Dearborn High School officially joined the Michigan High School eSports Federation (MiHSEF) and now has an eSports team as of Feb. 9, 2021. Groups of DHS students will play video games competitively against students from other high school eSports teams in the Spring 2021 season that ends May 2, 2021.
The DHS team will be co-coached by four DHS teachers: math teacher Bryan Myerscough, language arts teacher Mike Schmitt, social studies teacher Jacob Thorington, and math teacher Chris Wood. The three online games selected by MiHSEF that will be played this season are Super Smash Brothers Team Solos, Rocket League Duos, and Fortnite Duos.
Cofounder of MiHSEF, Zach Garner, said that five Michigan high schools were a part of the founding of the league during the summer of 2019. “The league first started in the summer of 2019 when a group of schools from around the state of Michigan wanted to compete against schools in our own state rather than on a national level. At first, the plan was to be a regional mid-Michigan focused league, but the need for organized competition at the state level was immediately apparent and so we expanded it to the whole state,” Garner said. “ There were five schools involved in the founding of the group: Perry High School, Pinckney High School, Charlotte High School, Northwest High School (in Jackson) and Grass Lake High School.”

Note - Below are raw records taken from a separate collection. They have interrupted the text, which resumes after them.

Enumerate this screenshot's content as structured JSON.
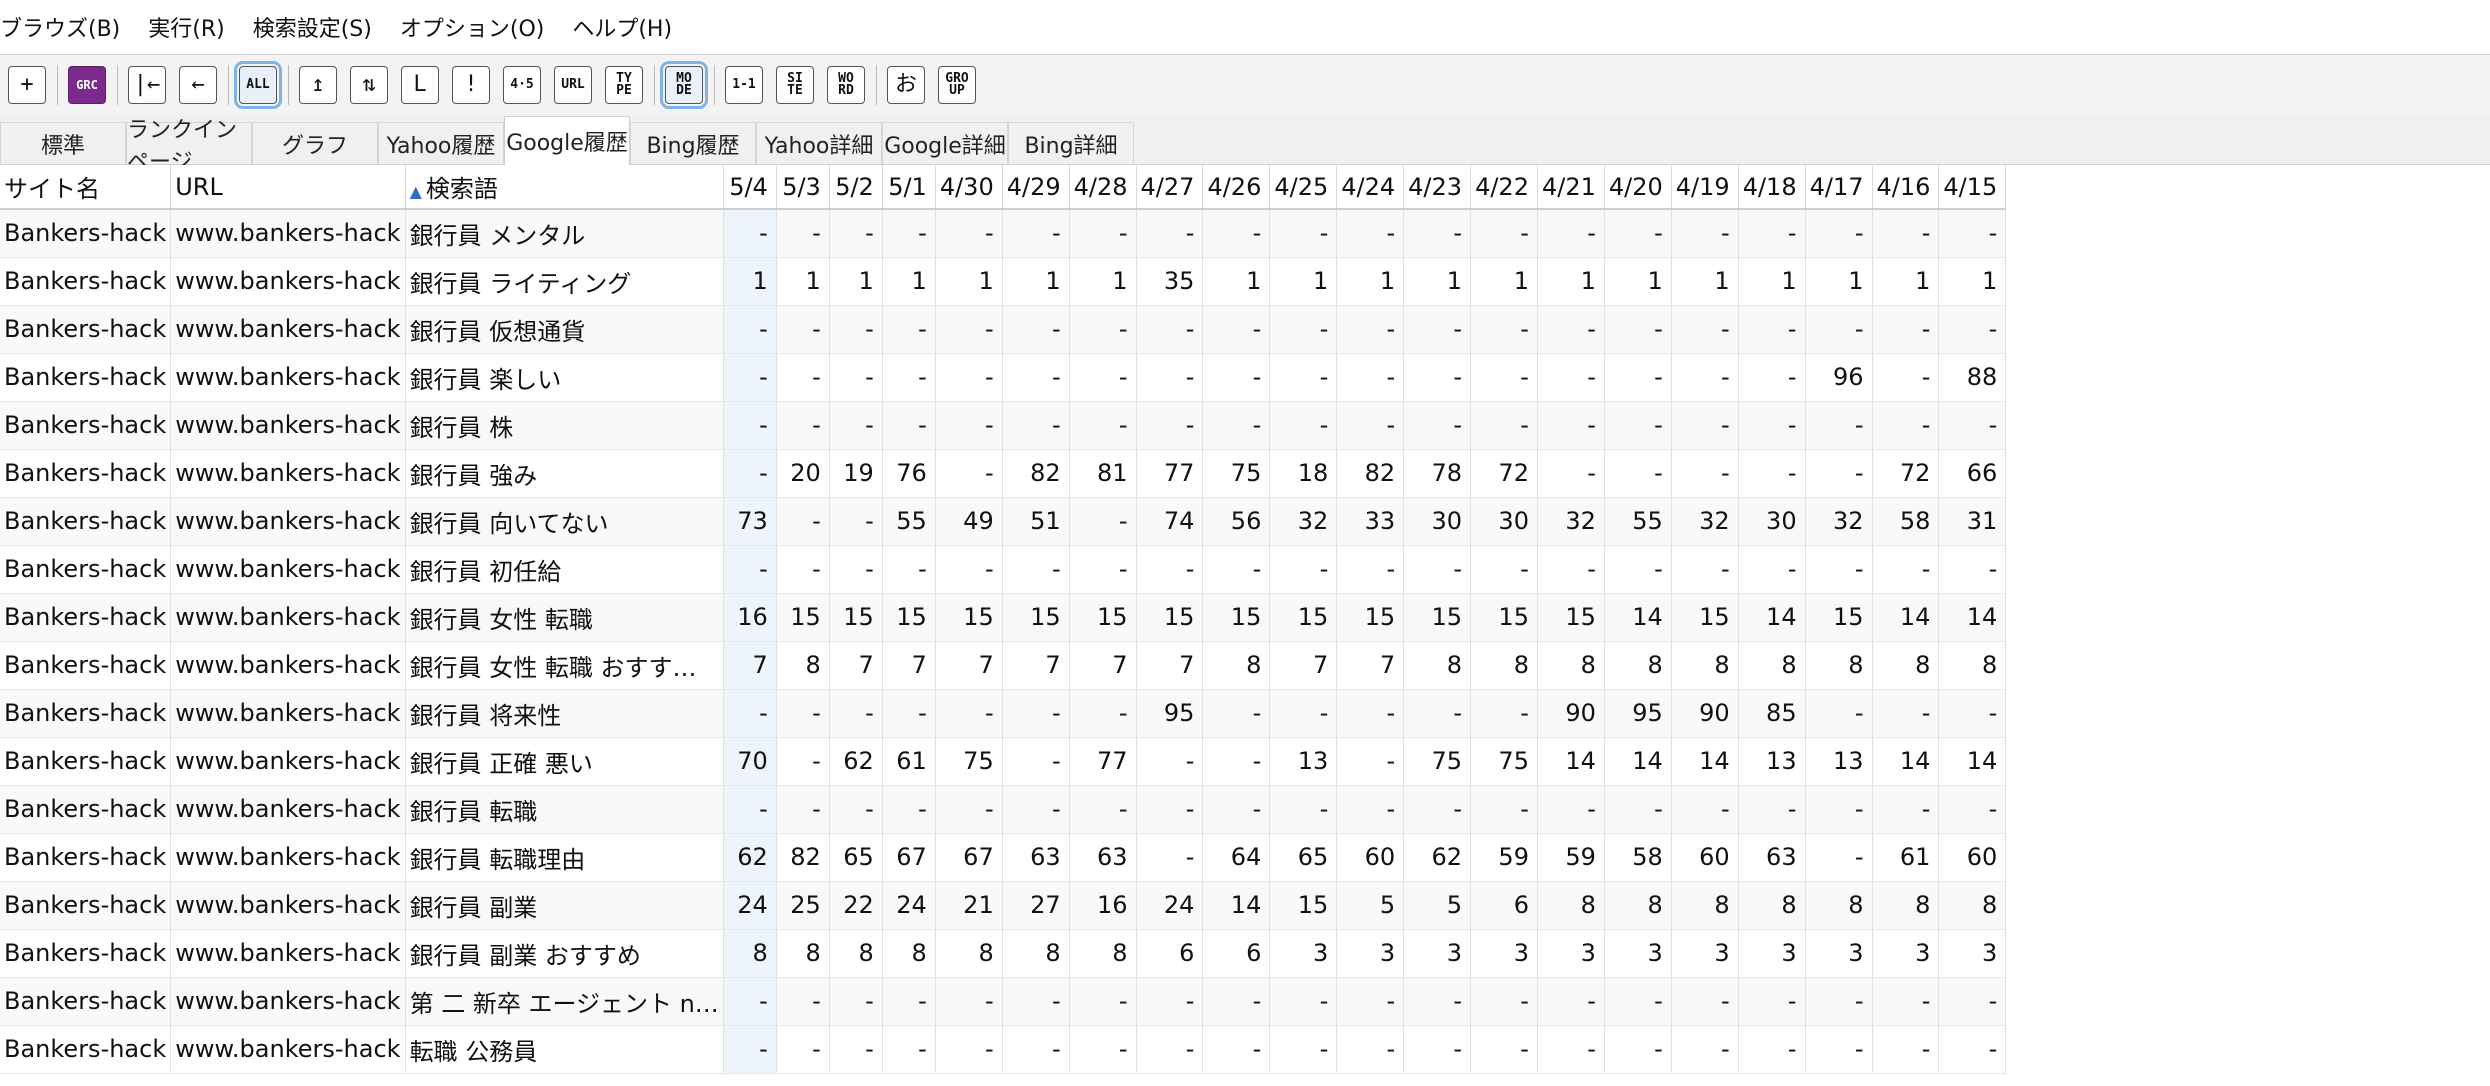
{
  "menu": [
    "ブラウズ(B)",
    "実行(R)",
    "検索設定(S)",
    "オプション(O)",
    "ヘルプ(H)"
  ],
  "toolbar": [
    {
      "name": "add-button",
      "label": "+",
      "icon": "add-window-icon",
      "active": false,
      "style": "big"
    },
    {
      "sep": true
    },
    {
      "name": "grc-button",
      "label": "GRC",
      "icon": "grc-logo-icon",
      "active": false,
      "style": "purple"
    },
    {
      "sep": true
    },
    {
      "name": "first-button",
      "label": "|←",
      "icon": "skip-first-icon",
      "active": false,
      "style": "big"
    },
    {
      "name": "back-button",
      "label": "←",
      "icon": "arrow-left-icon",
      "active": false,
      "style": "big"
    },
    {
      "sep": true
    },
    {
      "name": "all-button",
      "label": "ALL",
      "icon": "all-icon",
      "active": true,
      "style": ""
    },
    {
      "sep": true
    },
    {
      "name": "up-button",
      "label": "↥",
      "icon": "arrow-up-bar-icon",
      "active": false,
      "style": "big"
    },
    {
      "name": "updown-button",
      "label": "⇅",
      "icon": "updown-icon",
      "active": false,
      "style": "big"
    },
    {
      "name": "l-button",
      "label": "L",
      "icon": "l-shape-icon",
      "active": false,
      "style": "big"
    },
    {
      "name": "exclaim-button",
      "label": "!",
      "icon": "exclamation-icon",
      "active": false,
      "style": "big"
    },
    {
      "name": "45-button",
      "label": "4·5",
      "icon": "four-five-icon",
      "active": false,
      "style": ""
    },
    {
      "name": "url-button",
      "label": "URL",
      "icon": "url-icon",
      "active": false,
      "style": ""
    },
    {
      "name": "type-button",
      "label": "TY PE",
      "icon": "type-icon",
      "active": false,
      "style": ""
    },
    {
      "sep": true
    },
    {
      "name": "mode-button",
      "label": "MO DE",
      "icon": "mode-icon",
      "active": true,
      "style": ""
    },
    {
      "sep": true
    },
    {
      "name": "one-one-button",
      "label": "1-1",
      "icon": "one-one-icon",
      "active": false,
      "style": ""
    },
    {
      "name": "site-button",
      "label": "SI TE",
      "icon": "site-icon",
      "active": false,
      "style": ""
    },
    {
      "name": "word-button",
      "label": "WO RD",
      "icon": "word-icon",
      "active": false,
      "style": ""
    },
    {
      "sep": true
    },
    {
      "name": "o-button",
      "label": "お",
      "icon": "hiragana-o-icon",
      "active": false,
      "style": "big"
    },
    {
      "name": "group-button",
      "label": "GRO UP",
      "icon": "group-icon",
      "active": false,
      "style": ""
    }
  ],
  "tabs": [
    {
      "label": "標準",
      "selected": false
    },
    {
      "label": "ランクインページ",
      "selected": false
    },
    {
      "label": "グラフ",
      "selected": false
    },
    {
      "label": "Yahoo履歴",
      "selected": false
    },
    {
      "label": "Google履歴",
      "selected": true
    },
    {
      "label": "Bing履歴",
      "selected": false
    },
    {
      "label": "Yahoo詳細",
      "selected": false
    },
    {
      "label": "Google詳細",
      "selected": false
    },
    {
      "label": "Bing詳細",
      "selected": false
    }
  ],
  "table": {
    "headers": [
      "サイト名",
      "URL",
      "検索語",
      "5/4",
      "5/3",
      "5/2",
      "5/1",
      "4/30",
      "4/29",
      "4/28",
      "4/27",
      "4/26",
      "4/25",
      "4/24",
      "4/23",
      "4/22",
      "4/21",
      "4/20",
      "4/19",
      "4/18",
      "4/17",
      "4/16",
      "4/15"
    ],
    "rows": [
      [
        "Bankers-hack",
        "www.bankers-hack",
        "銀行員 メンタル",
        "-",
        "-",
        "-",
        "-",
        "-",
        "-",
        "-",
        "-",
        "-",
        "-",
        "-",
        "-",
        "-",
        "-",
        "-",
        "-",
        "-",
        "-",
        "-",
        "-"
      ],
      [
        "Bankers-hack",
        "www.bankers-hack",
        "銀行員 ライティング",
        "1",
        "1",
        "1",
        "1",
        "1",
        "1",
        "1",
        "35",
        "1",
        "1",
        "1",
        "1",
        "1",
        "1",
        "1",
        "1",
        "1",
        "1",
        "1",
        "1"
      ],
      [
        "Bankers-hack",
        "www.bankers-hack",
        "銀行員 仮想通貨",
        "-",
        "-",
        "-",
        "-",
        "-",
        "-",
        "-",
        "-",
        "-",
        "-",
        "-",
        "-",
        "-",
        "-",
        "-",
        "-",
        "-",
        "-",
        "-",
        "-"
      ],
      [
        "Bankers-hack",
        "www.bankers-hack",
        "銀行員 楽しい",
        "-",
        "-",
        "-",
        "-",
        "-",
        "-",
        "-",
        "-",
        "-",
        "-",
        "-",
        "-",
        "-",
        "-",
        "-",
        "-",
        "-",
        "96",
        "-",
        "88"
      ],
      [
        "Bankers-hack",
        "www.bankers-hack",
        "銀行員 株",
        "-",
        "-",
        "-",
        "-",
        "-",
        "-",
        "-",
        "-",
        "-",
        "-",
        "-",
        "-",
        "-",
        "-",
        "-",
        "-",
        "-",
        "-",
        "-",
        "-"
      ],
      [
        "Bankers-hack",
        "www.bankers-hack",
        "銀行員 強み",
        "-",
        "20",
        "19",
        "76",
        "-",
        "82",
        "81",
        "77",
        "75",
        "18",
        "82",
        "78",
        "72",
        "-",
        "-",
        "-",
        "-",
        "-",
        "72",
        "66"
      ],
      [
        "Bankers-hack",
        "www.bankers-hack",
        "銀行員 向いてない",
        "73",
        "-",
        "-",
        "55",
        "49",
        "51",
        "-",
        "74",
        "56",
        "32",
        "33",
        "30",
        "30",
        "32",
        "55",
        "32",
        "30",
        "32",
        "58",
        "31"
      ],
      [
        "Bankers-hack",
        "www.bankers-hack",
        "銀行員 初任給",
        "-",
        "-",
        "-",
        "-",
        "-",
        "-",
        "-",
        "-",
        "-",
        "-",
        "-",
        "-",
        "-",
        "-",
        "-",
        "-",
        "-",
        "-",
        "-",
        "-"
      ],
      [
        "Bankers-hack",
        "www.bankers-hack",
        "銀行員 女性 転職",
        "16",
        "15",
        "15",
        "15",
        "15",
        "15",
        "15",
        "15",
        "15",
        "15",
        "15",
        "15",
        "15",
        "15",
        "14",
        "15",
        "14",
        "15",
        "14",
        "14"
      ],
      [
        "Bankers-hack",
        "www.bankers-hack",
        "銀行員 女性 転職 おすす…",
        "7",
        "8",
        "7",
        "7",
        "7",
        "7",
        "7",
        "7",
        "8",
        "7",
        "7",
        "8",
        "8",
        "8",
        "8",
        "8",
        "8",
        "8",
        "8",
        "8"
      ],
      [
        "Bankers-hack",
        "www.bankers-hack",
        "銀行員 将来性",
        "-",
        "-",
        "-",
        "-",
        "-",
        "-",
        "-",
        "95",
        "-",
        "-",
        "-",
        "-",
        "-",
        "90",
        "95",
        "90",
        "85",
        "-",
        "-",
        "-"
      ],
      [
        "Bankers-hack",
        "www.bankers-hack",
        "銀行員 正確 悪い",
        "70",
        "-",
        "62",
        "61",
        "75",
        "-",
        "77",
        "-",
        "-",
        "13",
        "-",
        "75",
        "75",
        "14",
        "14",
        "14",
        "13",
        "13",
        "14",
        "14"
      ],
      [
        "Bankers-hack",
        "www.bankers-hack",
        "銀行員 転職",
        "-",
        "-",
        "-",
        "-",
        "-",
        "-",
        "-",
        "-",
        "-",
        "-",
        "-",
        "-",
        "-",
        "-",
        "-",
        "-",
        "-",
        "-",
        "-",
        "-"
      ],
      [
        "Bankers-hack",
        "www.bankers-hack",
        "銀行員 転職理由",
        "62",
        "82",
        "65",
        "67",
        "67",
        "63",
        "63",
        "-",
        "64",
        "65",
        "60",
        "62",
        "59",
        "59",
        "58",
        "60",
        "63",
        "-",
        "61",
        "60"
      ],
      [
        "Bankers-hack",
        "www.bankers-hack",
        "銀行員 副業",
        "24",
        "25",
        "22",
        "24",
        "21",
        "27",
        "16",
        "24",
        "14",
        "15",
        "5",
        "5",
        "6",
        "8",
        "8",
        "8",
        "8",
        "8",
        "8",
        "8"
      ],
      [
        "Bankers-hack",
        "www.bankers-hack",
        "銀行員 副業 おすすめ",
        "8",
        "8",
        "8",
        "8",
        "8",
        "8",
        "8",
        "6",
        "6",
        "3",
        "3",
        "3",
        "3",
        "3",
        "3",
        "3",
        "3",
        "3",
        "3",
        "3"
      ],
      [
        "Bankers-hack",
        "www.bankers-hack",
        "第 二 新卒 エージェント n…",
        "-",
        "-",
        "-",
        "-",
        "-",
        "-",
        "-",
        "-",
        "-",
        "-",
        "-",
        "-",
        "-",
        "-",
        "-",
        "-",
        "-",
        "-",
        "-",
        "-"
      ],
      [
        "Bankers-hack",
        "www.bankers-hack",
        "転職 公務員",
        "-",
        "-",
        "-",
        "-",
        "-",
        "-",
        "-",
        "-",
        "-",
        "-",
        "-",
        "-",
        "-",
        "-",
        "-",
        "-",
        "-",
        "-",
        "-",
        "-"
      ]
    ]
  },
  "colors": {
    "accent": "#2f6fc9",
    "selectedColumn": "#eef4fb",
    "grc": "#7b2a8c"
  }
}
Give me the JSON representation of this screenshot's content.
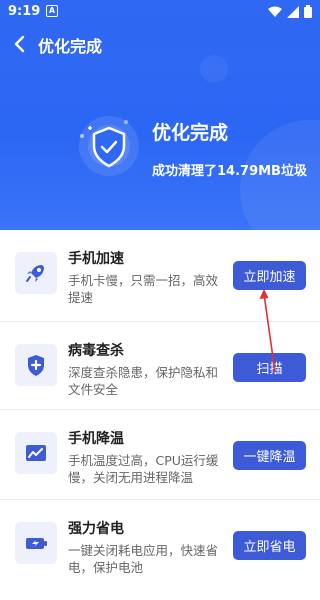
{
  "status_bar": {
    "time": "9:19",
    "notification_letter": "A"
  },
  "header": {
    "title": "优化完成",
    "result_title": "优化完成",
    "result_subtitle": "成功清理了14.79MB垃圾",
    "colors": {
      "background": "#2f68f2",
      "accent": "#3e5bd7",
      "arrow": "#e23030"
    }
  },
  "items": [
    {
      "title": "手机加速",
      "desc": "手机卡慢，只需一招，高效提速",
      "button": "立即加速",
      "icon": "rocket-icon"
    },
    {
      "title": "病毒查杀",
      "desc": "深度查杀隐患，保护隐私和文件安全",
      "button": "扫描",
      "icon": "shield-plus-icon"
    },
    {
      "title": "手机降温",
      "desc": "手机温度过高，CPU运行缓慢，关闭无用进程降温",
      "button": "一键降温",
      "icon": "chart-line-icon"
    },
    {
      "title": "强力省电",
      "desc": "一键关闭耗电应用，快速省电，保护电池",
      "button": "立即省电",
      "icon": "battery-icon"
    }
  ]
}
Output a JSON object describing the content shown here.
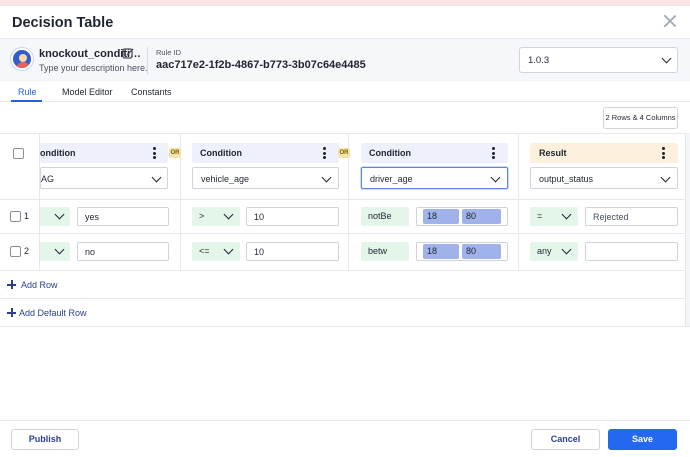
{
  "dialog": {
    "title": "Decision Table"
  },
  "rule_info": {
    "name": "knockout_conditi…",
    "description": "Type your description here.",
    "id_label": "Rule ID",
    "id": "aac717e2-1f2b-4867-b773-3b07c64e4485",
    "version": "1.0.3"
  },
  "tabs": [
    {
      "label": "Rule",
      "active": true
    },
    {
      "label": "Model Editor",
      "active": false
    },
    {
      "label": "Constants",
      "active": false
    }
  ],
  "table_summary": "2 Rows & 4 Columns",
  "connector_label": "OR",
  "columns": [
    {
      "header": "ondition",
      "field": "AG"
    },
    {
      "header": "Condition",
      "field": "vehicle_age"
    },
    {
      "header": "Condition",
      "field": "driver_age"
    },
    {
      "header": "Result",
      "field": "output_status"
    }
  ],
  "rows": [
    {
      "number": "1",
      "cells": [
        {
          "op": "",
          "value": "yes"
        },
        {
          "op": ">",
          "value": "10"
        },
        {
          "op": "notBe",
          "range": [
            "18",
            "80"
          ]
        },
        {
          "op": "=",
          "value": "Rejected"
        }
      ]
    },
    {
      "number": "2",
      "cells": [
        {
          "op": "",
          "value": "no"
        },
        {
          "op": "<=",
          "value": "10"
        },
        {
          "op": "betw",
          "range": [
            "18",
            "80"
          ]
        },
        {
          "op": "any",
          "value": ""
        }
      ]
    }
  ],
  "actions": {
    "add_row": "Add Row",
    "add_default_row": "Add Default Row"
  },
  "footer": {
    "publish": "Publish",
    "cancel": "Cancel",
    "save": "Save"
  },
  "colors": {
    "primary": "#2468f2",
    "link": "#2361d8",
    "condition_header": "#eef0fb",
    "result_header": "#fdf0dc",
    "operator_bg": "#e4f5ea",
    "range_bg": "#9fb3ea",
    "or_badge": "#f6e4a8"
  }
}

DHS head principal, Adam Martin, said there had been multiple conversations with DHS Athletic Director Jeff Conway, over the past few years, in regards to starting an eSports team at DHS. “This fall Mr.Conway and I had a big discussion about maybe this would be a good time to try it out here second semester and pilot it. The goal there is to get kids to be able to connect even though we’re not here in person yet,” Martin said. “Virtually being able to connect kids on a team has proved beneficial for a lot of our kids and athletics and other things, so it was kind of those discussions about ‘This might be the best time to try it, we’ve got nothing else to lose, and we’re doing everything virtually anyway.’”
Conway said that eSports provides many benefits for students like making new friends and building important skills. “Like any other high school extracurricular activity, it promotes teamwork and camaraderie while also focusing on problem-solving, strategy development, player socialization and self-confidence,” Conway said.
Head coach, Wood, said that he’s been playing video games for as long as he could remember and jumped at the chance to get involved with the DHS team. “Once I heard he was thinking about endorsing it as a DHS team, I was all in! I have been playing video games my entire life and thought it would be a great way to get more students involved in team activities at DHS.”
Freshman Mohamad Bazzy said he joined the team because of its potential to lead to future opportunities in the gaming community. “I joined for the love of gaming in general. I used to watch Youtube videos of people playing and just thinking to myself, ‘I wish I could be in their spot,’ Bazzy said. “Now, since I have gotten the chance to try, I will do my best and hopefully get a chance to play with some of the ‘big dogs.’”
The preseason started Feb. 16, 2021 while regular season matches started on Feb. 23, 2021. Teams play matches once a week in their respective games and the schedule is as follows: Fortnite on Tuesdays, Super Smash Bros on Wednesdays, and Rocket League on Thursdays. All meetings and competitions will be held virtually for now, but as the district implements the plan to return to in person instruction, that plan may change. According to Conway there will be a long term plan for the eSports team to have a “gamer lounge.”
Next season, whether that be the Summer 2021 Season or the Fall 2021 season, any DHS student, from either gender, and from any grade level is able to join the eSports team. However, just like with other sports, students must maintain a GPA of 2.0 or higher in order to remain eligible for competition.